Verdi’s witches are a whole chorus rather than Shakespeare’s more limited number. They intone the prophesies in unison, solemn and unflappable. Here, the ladies of the Royal Opera House Chorus were tremendous, exuding confidence and insight. In short, you, as listener, believed them.

The role of Lady Macbeth is replete with drama and there are several major arias that test the singer’s mettle. On the present occasion the role was taken by the Ukranian soprano Liudmyla  Monastyrska, who recently made her Royal Opera debut as  One could argue the opera is more hers than Macbeth’s, and Monastyrska thrilled from the very beginning, in her Act 1 Scene 2 “Vieni! t’affretta!”. Her Act 4 reliving of her husband’s atrocities (“Una macchia”) was one of the highlights of the evening – Monastyrska seemed completely inside the part. Whether sleepwalking or plotting, we lived each evil act through the channel of Monastyrska, as indeed we did her ensuing unravelling.
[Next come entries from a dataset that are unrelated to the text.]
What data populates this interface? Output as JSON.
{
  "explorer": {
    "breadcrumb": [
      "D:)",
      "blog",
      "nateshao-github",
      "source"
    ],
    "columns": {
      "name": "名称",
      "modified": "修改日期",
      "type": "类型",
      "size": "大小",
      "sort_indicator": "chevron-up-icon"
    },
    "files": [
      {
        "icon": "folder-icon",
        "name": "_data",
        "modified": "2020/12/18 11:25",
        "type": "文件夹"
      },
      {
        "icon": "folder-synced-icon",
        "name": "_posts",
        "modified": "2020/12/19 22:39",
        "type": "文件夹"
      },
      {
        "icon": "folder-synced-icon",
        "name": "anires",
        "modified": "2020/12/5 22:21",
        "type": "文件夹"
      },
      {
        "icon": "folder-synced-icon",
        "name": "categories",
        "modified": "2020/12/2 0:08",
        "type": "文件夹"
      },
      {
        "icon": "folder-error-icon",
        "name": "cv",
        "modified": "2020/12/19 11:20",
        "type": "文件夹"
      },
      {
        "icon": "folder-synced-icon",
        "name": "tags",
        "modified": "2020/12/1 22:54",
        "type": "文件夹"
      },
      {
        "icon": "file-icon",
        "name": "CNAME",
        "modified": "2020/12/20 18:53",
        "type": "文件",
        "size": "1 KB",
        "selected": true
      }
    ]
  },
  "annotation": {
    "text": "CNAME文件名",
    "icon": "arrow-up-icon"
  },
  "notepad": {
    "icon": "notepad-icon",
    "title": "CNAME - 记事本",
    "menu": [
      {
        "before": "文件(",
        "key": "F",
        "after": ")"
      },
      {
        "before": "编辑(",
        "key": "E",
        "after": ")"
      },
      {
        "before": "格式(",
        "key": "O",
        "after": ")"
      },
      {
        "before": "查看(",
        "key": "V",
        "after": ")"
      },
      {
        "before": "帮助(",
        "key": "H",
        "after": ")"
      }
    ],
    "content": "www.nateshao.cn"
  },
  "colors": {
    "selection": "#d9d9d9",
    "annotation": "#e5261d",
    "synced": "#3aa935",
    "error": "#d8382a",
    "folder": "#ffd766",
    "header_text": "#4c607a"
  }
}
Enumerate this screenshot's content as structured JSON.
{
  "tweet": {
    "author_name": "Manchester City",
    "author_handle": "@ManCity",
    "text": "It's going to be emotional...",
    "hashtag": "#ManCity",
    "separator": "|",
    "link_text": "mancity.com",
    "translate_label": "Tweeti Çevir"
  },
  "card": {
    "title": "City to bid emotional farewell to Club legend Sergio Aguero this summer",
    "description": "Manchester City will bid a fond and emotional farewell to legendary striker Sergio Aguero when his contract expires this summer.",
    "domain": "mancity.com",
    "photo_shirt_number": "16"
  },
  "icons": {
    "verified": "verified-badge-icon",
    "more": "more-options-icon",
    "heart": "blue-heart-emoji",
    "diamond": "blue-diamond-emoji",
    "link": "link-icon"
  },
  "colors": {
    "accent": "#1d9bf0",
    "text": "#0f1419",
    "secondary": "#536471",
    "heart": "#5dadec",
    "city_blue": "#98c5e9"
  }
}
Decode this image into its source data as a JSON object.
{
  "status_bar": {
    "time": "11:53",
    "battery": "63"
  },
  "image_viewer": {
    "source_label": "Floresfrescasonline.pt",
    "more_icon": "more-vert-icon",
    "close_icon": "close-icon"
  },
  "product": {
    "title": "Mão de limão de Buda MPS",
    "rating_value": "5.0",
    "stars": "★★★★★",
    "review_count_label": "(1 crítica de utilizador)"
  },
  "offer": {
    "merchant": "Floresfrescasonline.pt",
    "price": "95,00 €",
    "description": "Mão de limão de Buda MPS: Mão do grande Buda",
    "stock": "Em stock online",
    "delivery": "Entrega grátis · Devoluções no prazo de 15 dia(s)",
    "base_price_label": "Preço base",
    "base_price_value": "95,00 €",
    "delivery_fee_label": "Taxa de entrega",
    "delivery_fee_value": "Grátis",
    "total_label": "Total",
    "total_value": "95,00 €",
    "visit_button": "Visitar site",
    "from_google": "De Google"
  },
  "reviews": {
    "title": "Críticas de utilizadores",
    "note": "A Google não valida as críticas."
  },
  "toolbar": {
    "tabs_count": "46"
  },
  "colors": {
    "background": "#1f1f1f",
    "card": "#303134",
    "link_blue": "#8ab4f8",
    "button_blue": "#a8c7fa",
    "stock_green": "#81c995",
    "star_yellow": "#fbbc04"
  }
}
The Macbeth on this occasion was Simon Keenlyside on top form. I found him even more convincing here than I did in (where he took the part of Rodrigo) and, if the above argument is true – that it is Lady Macbeth that gets the really juicy arias –  Keenlyside seemed out to disprove it. He was full of steely resolve in Act 2 to terminate Banquo, and indeed here he worked in perfect tandem with his Lady Macbeth. His hallucinations later in the act were incredibly well done. Keenlyside’s legato was a thing of wonder. There was however the inescapable impression that Keenlyside’s voice was tiring in the later stages of the evening, something that came as rather unexpected. Keenlyside is a singer of huge experience, so mistiming his exertions (of which there were many) seems uncharacteristic.
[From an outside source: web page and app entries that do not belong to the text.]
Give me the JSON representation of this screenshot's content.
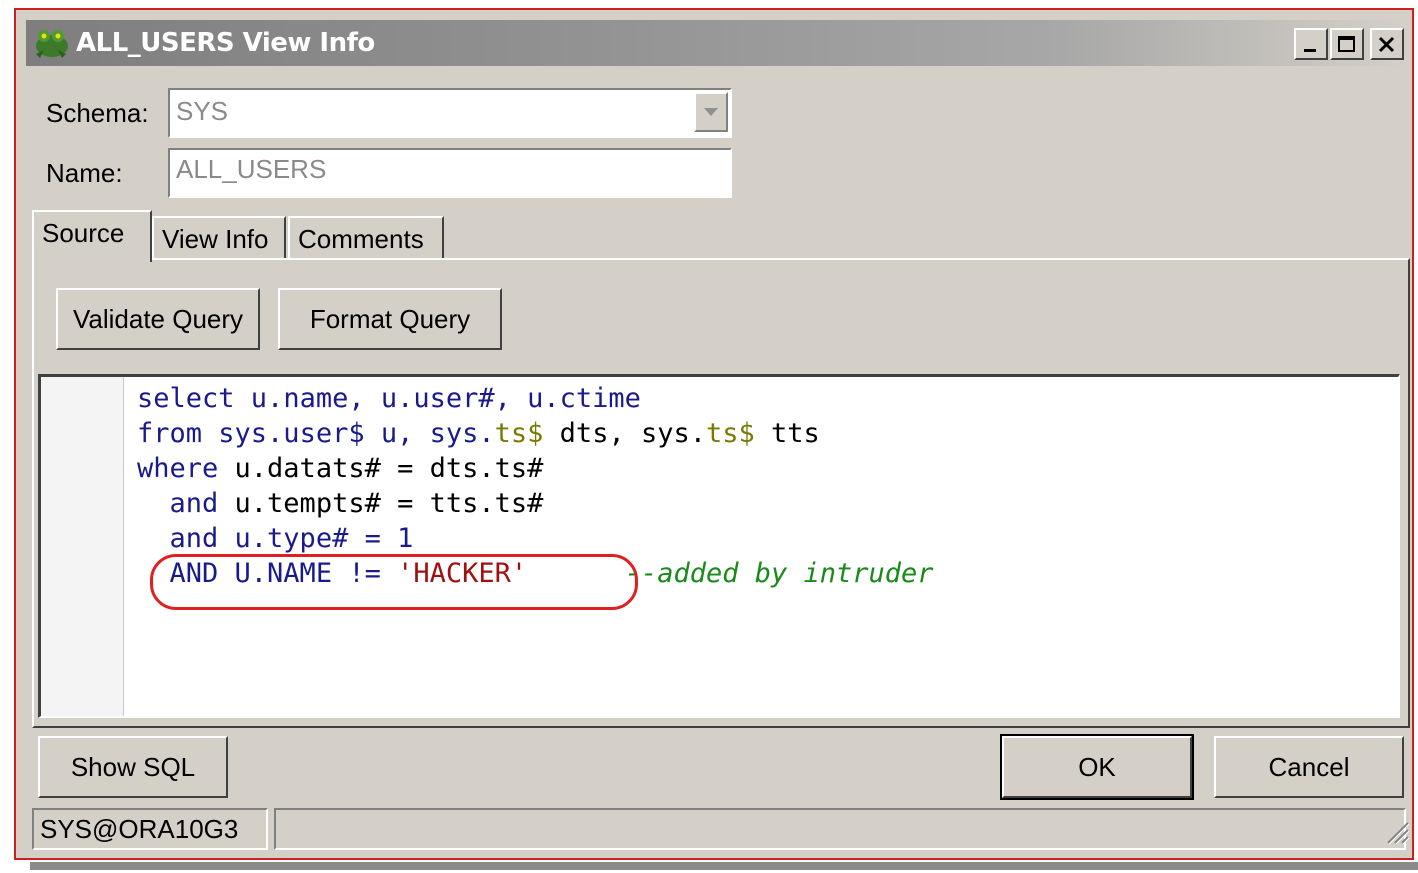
{
  "window": {
    "title": "ALL_USERS View Info"
  },
  "fields": {
    "schema_label": "Schema:",
    "schema_value": "SYS",
    "name_label": "Name:",
    "name_value": "ALL_USERS"
  },
  "tabs": [
    {
      "label": "Source",
      "active": true
    },
    {
      "label": "View Info",
      "active": false
    },
    {
      "label": "Comments",
      "active": false
    }
  ],
  "toolbar": {
    "validate_label": "Validate Query",
    "format_label": "Format Query"
  },
  "source": {
    "line1": {
      "kw": "select",
      "rest": " u.name, u.user#, u.ctime"
    },
    "line2": {
      "kw": "from",
      "a": " sys.user$ u, sys.",
      "t1": "ts$",
      "b": " dts, sys.",
      "t2": "ts$",
      "c": " tts"
    },
    "line3": {
      "kw": "where",
      "rest": " u.datats# = dts.ts#"
    },
    "line4": {
      "kw": "  and",
      "rest": " u.tempts# = tts.ts#"
    },
    "line5": {
      "kw": "  and",
      "rest": " u.type# = 1"
    },
    "line6": {
      "kw": "  AND",
      "rest": " U.NAME != ",
      "str": "'HACKER'",
      "comment": "--added by intruder"
    }
  },
  "footer": {
    "show_sql_label": "Show SQL",
    "ok_label": "OK",
    "cancel_label": "Cancel"
  },
  "status": {
    "connection": "SYS@ORA10G3",
    "message": ""
  },
  "colors": {
    "annotation": "#e02020",
    "keyword": "#1a1a8c",
    "string": "#a01010",
    "comment": "#1a8a1a"
  },
  "icons": [
    "frog-app-icon",
    "minimize-icon",
    "maximize-icon",
    "close-icon",
    "chevron-down-icon",
    "resize-grip-icon"
  ]
}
Raymond Aceto’s Banquo began badly – rather unsteadily, in fact, before building into something altogether more convincing. Aceto has previously sung this role in Chicago. Both Dimitri Pittas (Macduff) and Steven Ebel (Malcolm) acquitted themselves creditably, although Pittas could perhaps add more subtlety to his reading.

Antonio Pappano was conducting his first Macbeth at Covent Garden. His account was urgently dramatic, so much so that the opening of the opera had me doubting his speeds. Were they to be too quick? I needn’t have worried, and the orchestra responded superbly, both in terms of accuracy and in terms of malleability (they seemed totally at Pappano’s will).There was a great lyric impulse to the opening of the second act, for instance, that seemed to fit the prevailing emotions perfectly. The final words of this critique should go to the chorus, here on top form. They have plenty to do in Macbeth, and whatever they did on this opening night seemed flecked with the very magic that lies at the heart of this supernatural drama.

Please note that this production of Macbeth will be relayed to cinemas worldwide on June 13.

Colin Clarke